Tax Alert: ATAD 2

Alert, Oct. 16, 2019

Introduction

On July 2, 2019, the Dutch government published a legislative proposal on the implementation of the EU Anti-Tax Avoidance Directive 2 ("ATAD 2") in Dutch tax law. The main objective of ATAD 2 is to eliminate hybrid mismatches by neutralizing their tax effects

Mismatch scenarios

The implementation of ATAD 2 covers the following scenarios that may result in either a double deduction or deduction/non-inclusion outcome:

  1. (Reverse) hybrid entities: one country considers an entity as transparent while the other country considers the entity as non-transparent. The countries are not aligned on which country should tax the income of the entity, resulting in non-taxation of the income. An example is the Dutch CV/BV-structure, whereby the CV is considered non-transparent for tax purposes from a US point of view and transparent for Dutch tax purposes.
  2. Hybrid financial instruments: the countries involved are not aligned on the qualification of the financial instrument and therefore payments may e.g. be deductible from the tax base of the payor and not included in the tax base of the recipient.
  3. Hybrid permanent establishments: a hybrid mismatch may arise as a result of a discrepancy between countries about the presence or qualification of activities as constituting a permanent establishment or not or the allocation of income and/or payments to business activities.
  4. Hybrid transfers: countries have a difference in tax treatment with regard to who is the recipient of the distributions of a transferred financial instrument. This is often a combination of transactions, for example, the lending of shares around the dividend date. Such a hybrid transfer between parties in various countries and the associated different treatment may result in a deductible item being taken into account at the one contracting party, while no corresponding income is taxed at the other contracting party.
  5. Imported hybrid mismatches: this includes situations in which a Dutch entity makes a deductible payment to a foreign entity X that is in principle fully liable to tax in that other country (so no direct hybrid mismatch). However, that foreign entity X in country X is directly or indirectly involved in a hybrid mismatch with entity Y in country Y, as a result of which the taxation of the in principle fully taxed income is "erased" in country X by deductible payments under that hybrid mismatch, whilst the payment is considered not taxable in country Y.
  6. Dual residency: an entity is treated as a resident in more than one EU member state since there is no applicable tax treaty concluded between the countries. This may result in a double deduction of – for example – expenses.

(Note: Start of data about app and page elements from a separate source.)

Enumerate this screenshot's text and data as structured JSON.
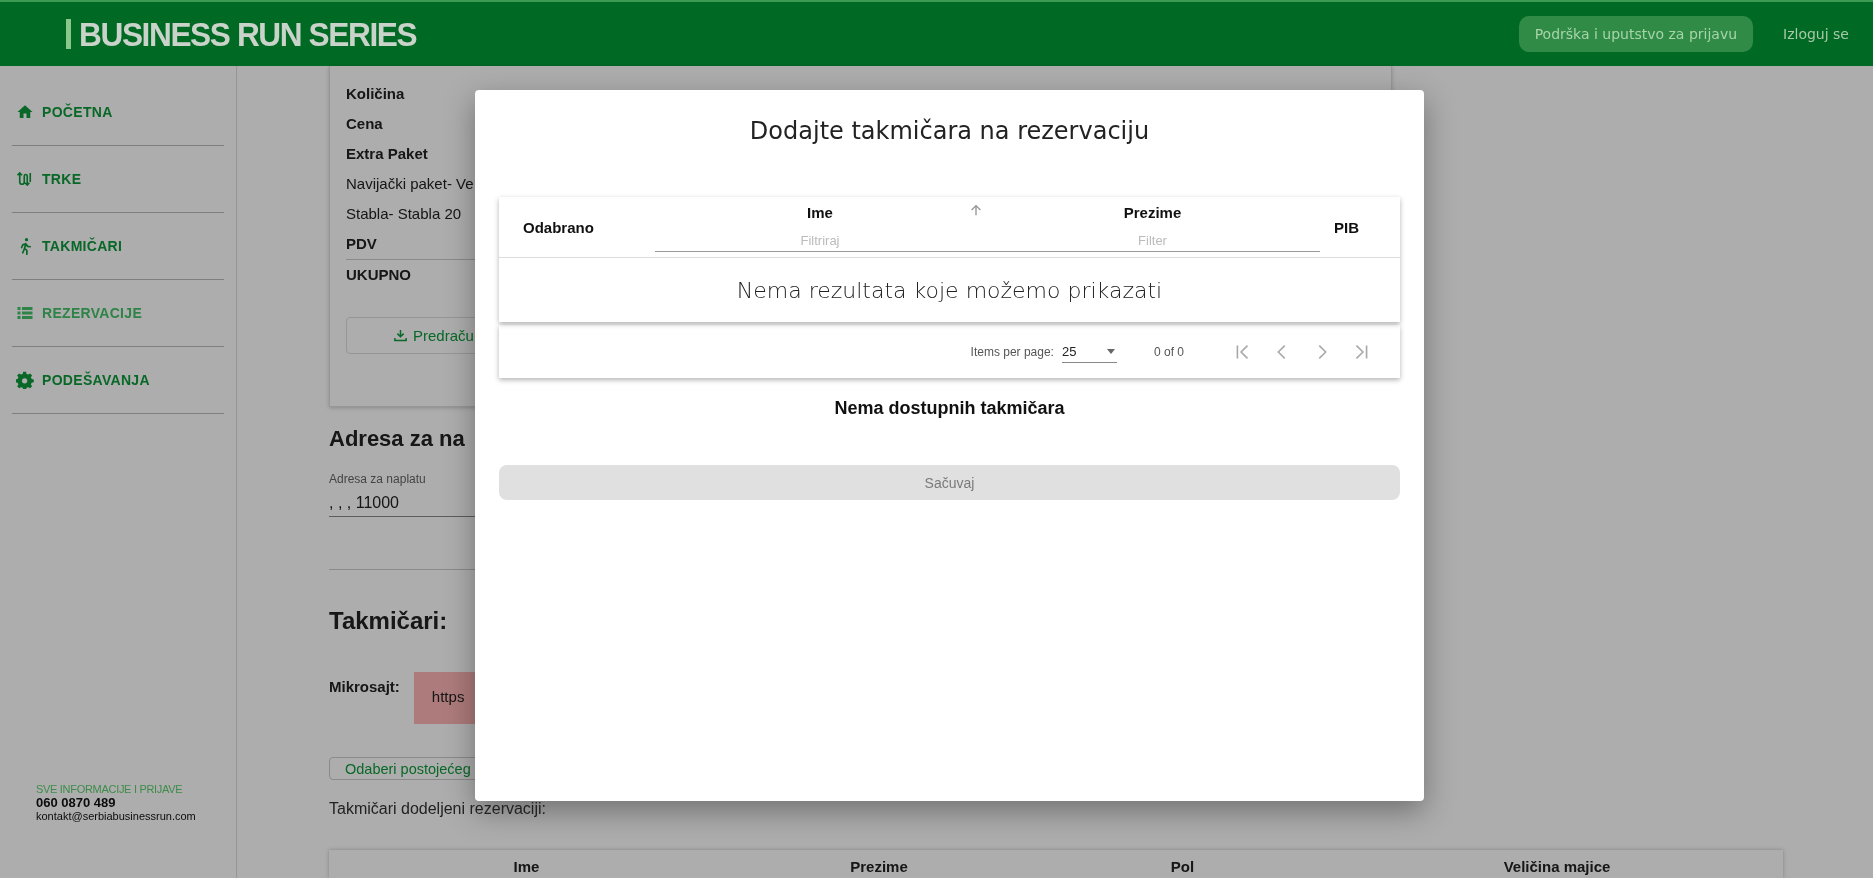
{
  "header": {
    "logo": "BUSINESS RUN SERIES",
    "support_button": "Podrška i uputstvo za prijavu",
    "logout_link": "Izloguj se"
  },
  "sidebar": {
    "items": [
      {
        "label": "POČETNA",
        "kind": "home",
        "selected": false
      },
      {
        "label": "TRKE",
        "kind": "route",
        "selected": false
      },
      {
        "label": "TAKMIČARI",
        "kind": "runner",
        "selected": false
      },
      {
        "label": "REZERVACIJE",
        "kind": "list",
        "selected": true
      },
      {
        "label": "PODEŠAVANJA",
        "kind": "gear",
        "selected": false
      }
    ],
    "contact": {
      "heading": "SVE INFORMACIJE I PRIJAVE",
      "phone": "060 0870 489",
      "email": "kontakt@serbiabusinessrun.com"
    }
  },
  "order_summary": {
    "rows": [
      {
        "text": "Količina",
        "kind": "label"
      },
      {
        "text": "Cena",
        "kind": "label"
      },
      {
        "text": "Extra Paket",
        "kind": "label"
      },
      {
        "text": "Navijački paket- Ve",
        "kind": "item"
      },
      {
        "text": "Stabla- Stabla 20",
        "kind": "item"
      },
      {
        "text": "PDV",
        "kind": "label"
      },
      {
        "text": "UKUPNO",
        "kind": "total"
      }
    ],
    "download_button": "Predraču"
  },
  "billing": {
    "heading": "Adresa za na",
    "field_label": "Adresa za naplatu",
    "field_value": ", , , 11000"
  },
  "competitors": {
    "heading": "Takmičari:",
    "microsite_label": "Mikrosajt:",
    "microsite_url": "https",
    "select_existing_button": "Odaberi postojećeg",
    "assigned_label": "Takmičari dodeljeni rezervaciji:",
    "table_columns": [
      "Ime",
      "Prezime",
      "Pol",
      "Veličina majice"
    ]
  },
  "modal": {
    "title": "Dodajte takmičara na rezervaciju",
    "table": {
      "columns": [
        {
          "label": "Odabrano"
        },
        {
          "label": "Ime",
          "sorted": true,
          "filter_placeholder": "Filtriraj"
        },
        {
          "label": "Prezime",
          "sorted": false,
          "filter_placeholder": "Filter"
        },
        {
          "label": "PIB"
        }
      ],
      "empty_message": "Nema rezultata koje možemo prikazati",
      "paginator": {
        "items_per_page_label": "Items per page:",
        "page_size": "25",
        "range": "0 of 0",
        "nav_disabled": true
      }
    },
    "message": "Nema dostupnih takmičara",
    "save_button": {
      "label": "Sačuvaj",
      "disabled": true
    }
  }
}
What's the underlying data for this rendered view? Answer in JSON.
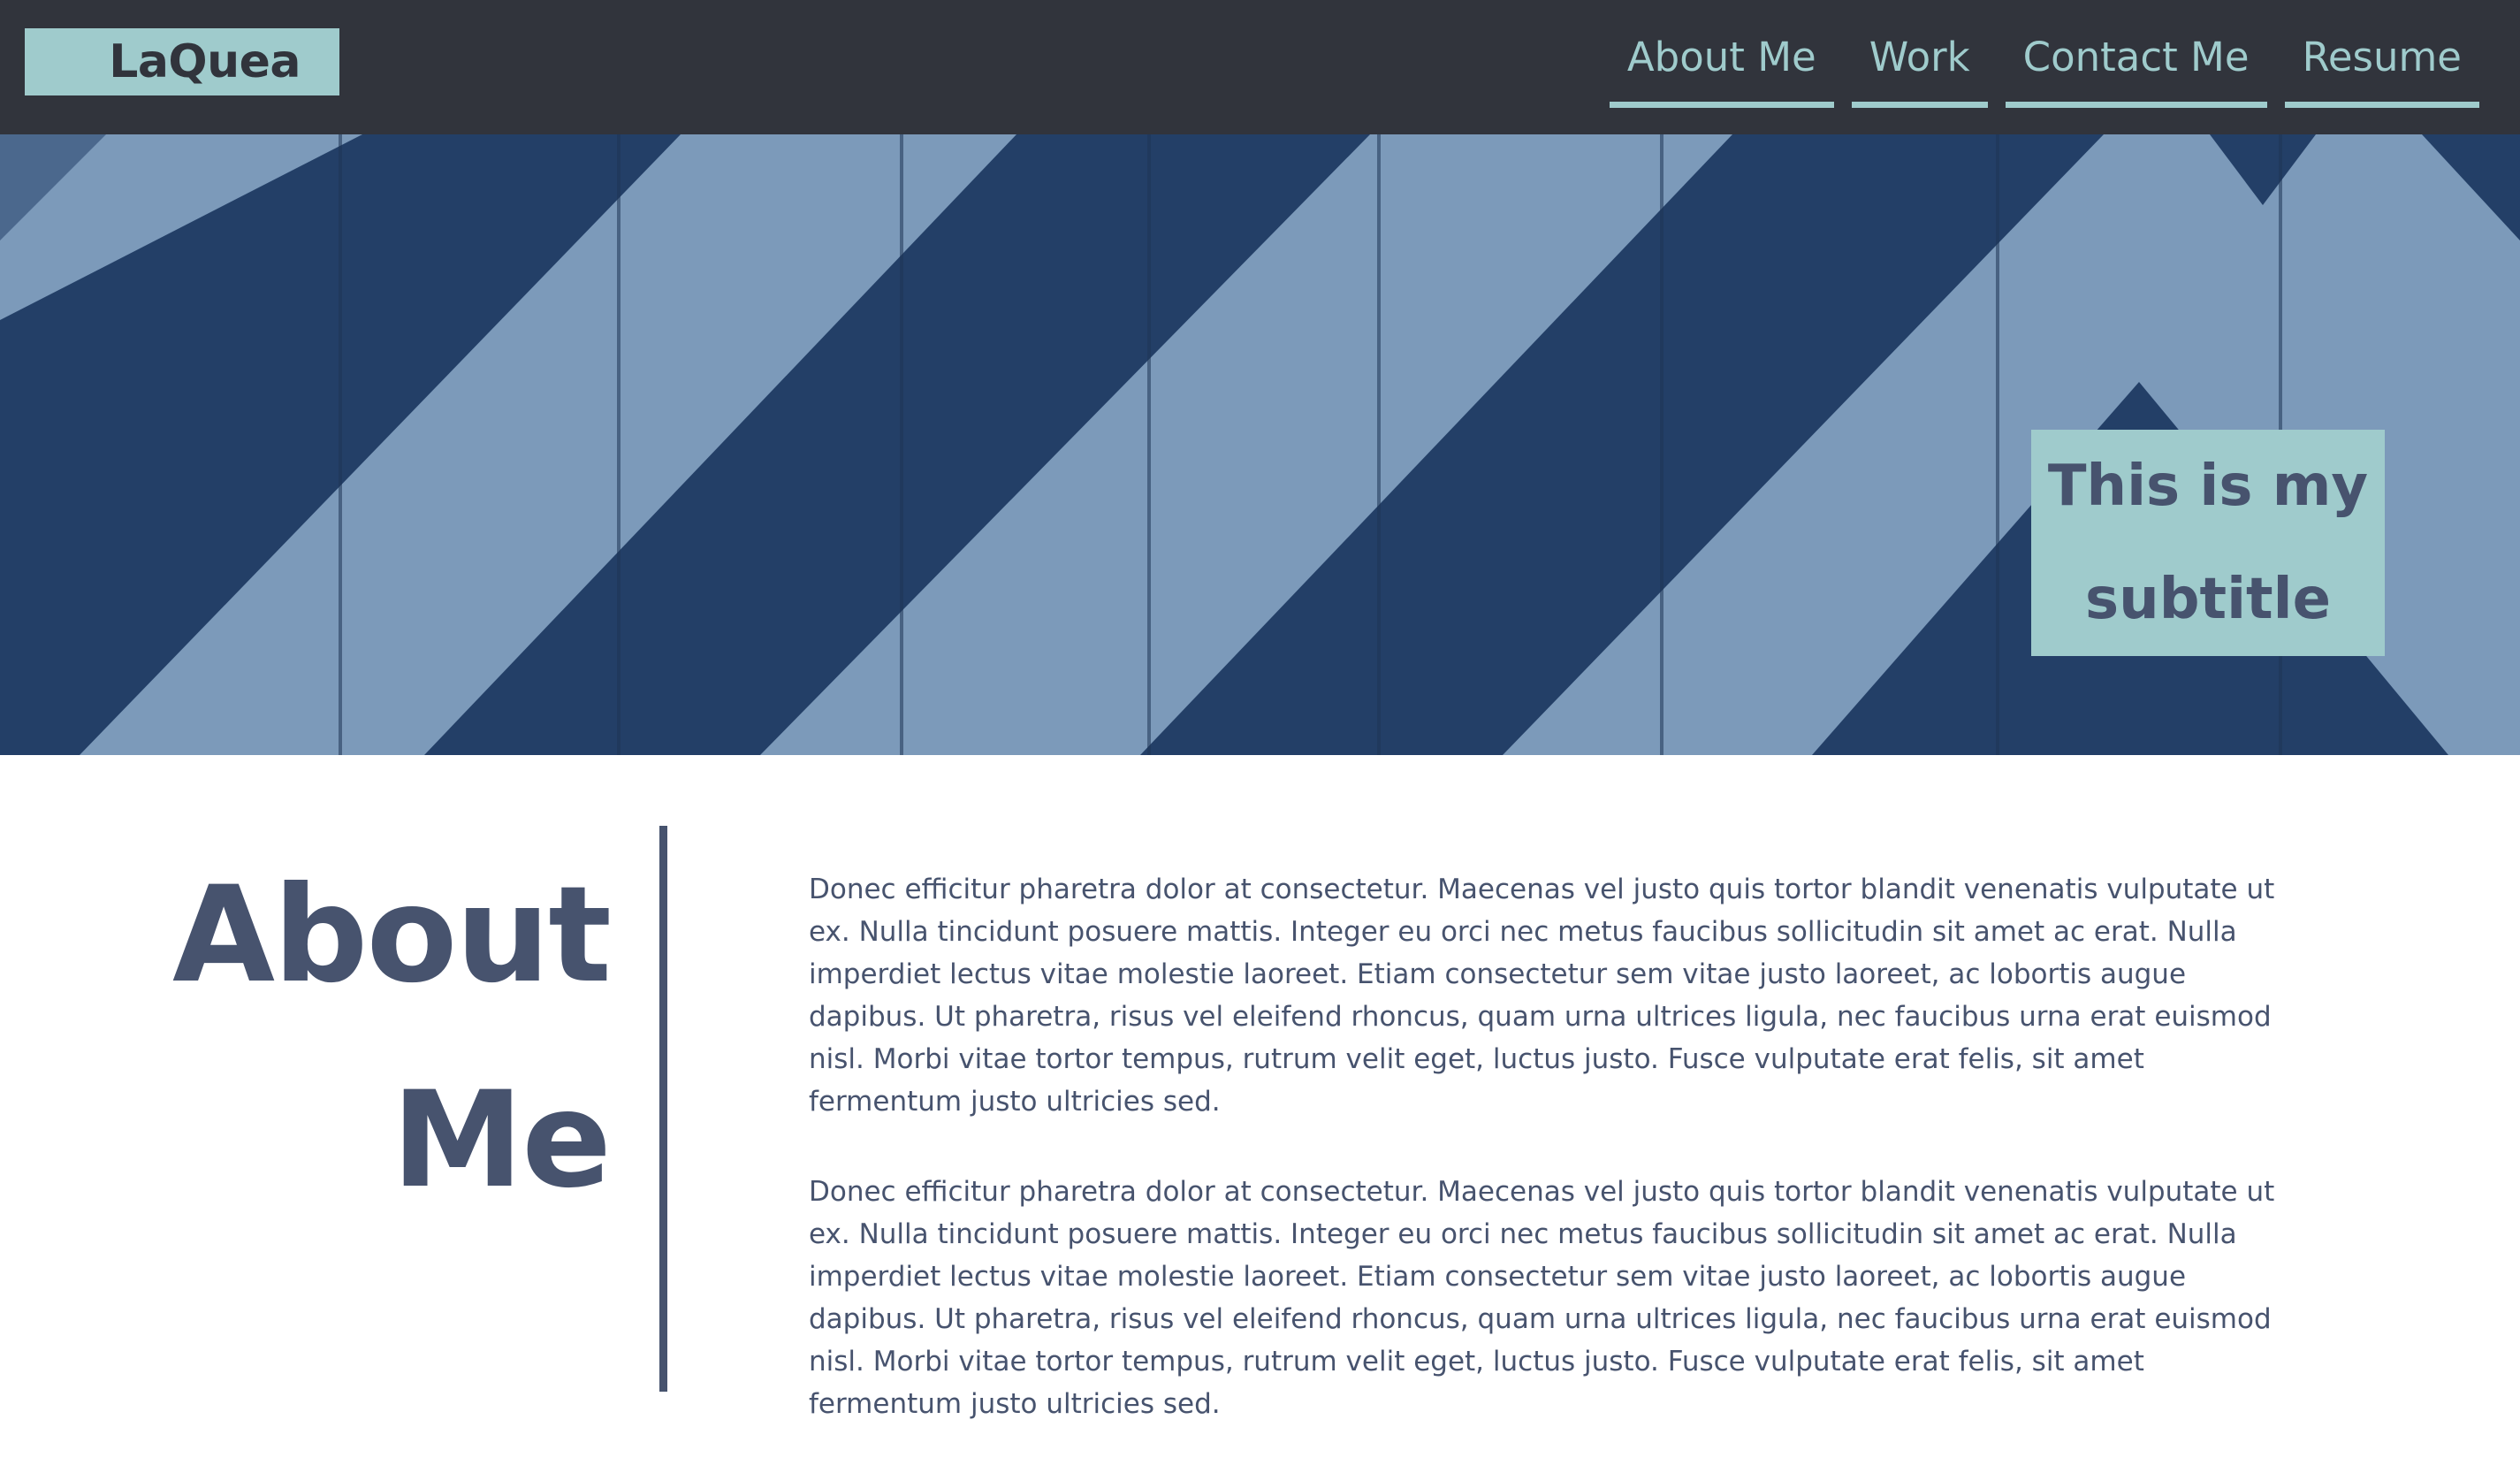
{
  "header": {
    "logo_text": "LaQuea",
    "nav": [
      {
        "label": "About Me"
      },
      {
        "label": "Work"
      },
      {
        "label": "Contact Me"
      },
      {
        "label": "Resume"
      }
    ]
  },
  "hero": {
    "subtitle": "This is my subtitle"
  },
  "about": {
    "title_line1": "About",
    "title_line2": "Me",
    "paragraphs": [
      "Donec efficitur pharetra dolor at consectetur. Maecenas vel justo quis tortor blandit venenatis vulputate ut ex. Nulla tincidunt posuere mattis. Integer eu orci nec metus faucibus sollicitudin sit amet ac erat. Nulla imperdiet lectus vitae molestie laoreet. Etiam consectetur sem vitae justo laoreet, ac lobortis augue dapibus. Ut pharetra, risus vel eleifend rhoncus, quam urna ultrices ligula, nec faucibus urna erat euismod nisl. Morbi vitae tortor tempus, rutrum velit eget, luctus justo. Fusce vulputate erat felis, sit amet fermentum justo ultricies sed.",
      "Donec efficitur pharetra dolor at consectetur. Maecenas vel justo quis tortor blandit venenatis vulputate ut ex. Nulla tincidunt posuere mattis. Integer eu orci nec metus faucibus sollicitudin sit amet ac erat. Nulla imperdiet lectus vitae molestie laoreet. Etiam consectetur sem vitae justo laoreet, ac lobortis augue dapibus. Ut pharetra, risus vel eleifend rhoncus, quam urna ultrices ligula, nec faucibus urna erat euismod nisl. Morbi vitae tortor tempus, rutrum velit eget, luctus justo. Fusce vulputate erat felis, sit amet fermentum justo ultricies sed."
    ]
  },
  "colors": {
    "header_bg": "#31343c",
    "accent": "#9fcbcc",
    "text": "#47536e",
    "hero_light": "#7c9aba",
    "hero_dark": "#233f67"
  }
}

Anti-hybrid mismatch rules

Insofar one of the scenarios as set out above apply, the following rules should become applicable depending on the scenario:

Situation concerning a ‘double deduction’

Primary rule

The deduction of a payment is allowed by the Dutch payor if the payment is not deductible in another country that is regarded as the recipient country.

Secondary rule

If, however, the primary rule is not applied and the entity in the Netherlands is regarded as the payor, the deduction is not allowed at the level of the Dutch payor.

Situation concerning a ‘deduction/non-inclusion’

Primary rule

The deduction of the payment by the Dutch payor is not allowed if the payment is not included in the tax base at the level of the recipient.

Secondary rule

If, however, the primary rule is not applied and the entity in the Netherlands is regarded as the recipient, the payment is included in the Dutch tax base insofar the country of the payor allows for a deduction.

Reverse hybrid mismatch rule

The reverse hybrid mismatch rule that will only enter into force as per January 1, 2022 eliminates the reverse hybrid mismatch altogether as opposed to the primary and secondary rule that merely neutralize the effects of the reverse hybrid mismatch. Based on this rule, the Dutch hybrid entity, such as for example the CV in the CV/BV structure, becomes a Dutch resident non-transparent taxpayer from a Dutch tax point of view if that Dutch entity is regarded as non-transparent (≥50%) for tax purposes in a jurisdiction where the participants in that entity are tax resident.  

Documentation requirement

A new administration obligation is introduced, that shall apply to all Dutch corporate taxpayers. Dutch corporate taxpayers will need to document to what extent hybrid mismatch rules apply to them. If this obligation is not met, the Dutch tax inspector may suspect that the hybrid mismatch rules are applicable and request the taxpayer to prove that the rules are not applicable. In fact, this means that there is a shift in the burden of proof towards the taxpayer.

Next steps

Please note that the legislative proposal is still subject to possible amendments. However, it is expected that the proposal will be adopted and that the rules will apply as from January 1, 2020 (and reverse hybrids as per January 1, 2022).

If you have questions on how ATAD 2 will affect your business, please do not hesitate to contact us.

Richard Smeding – smeding@wlp-law.com

Gerwin de Wilde – dewilde@wlp-law.com

 

October 16, 2019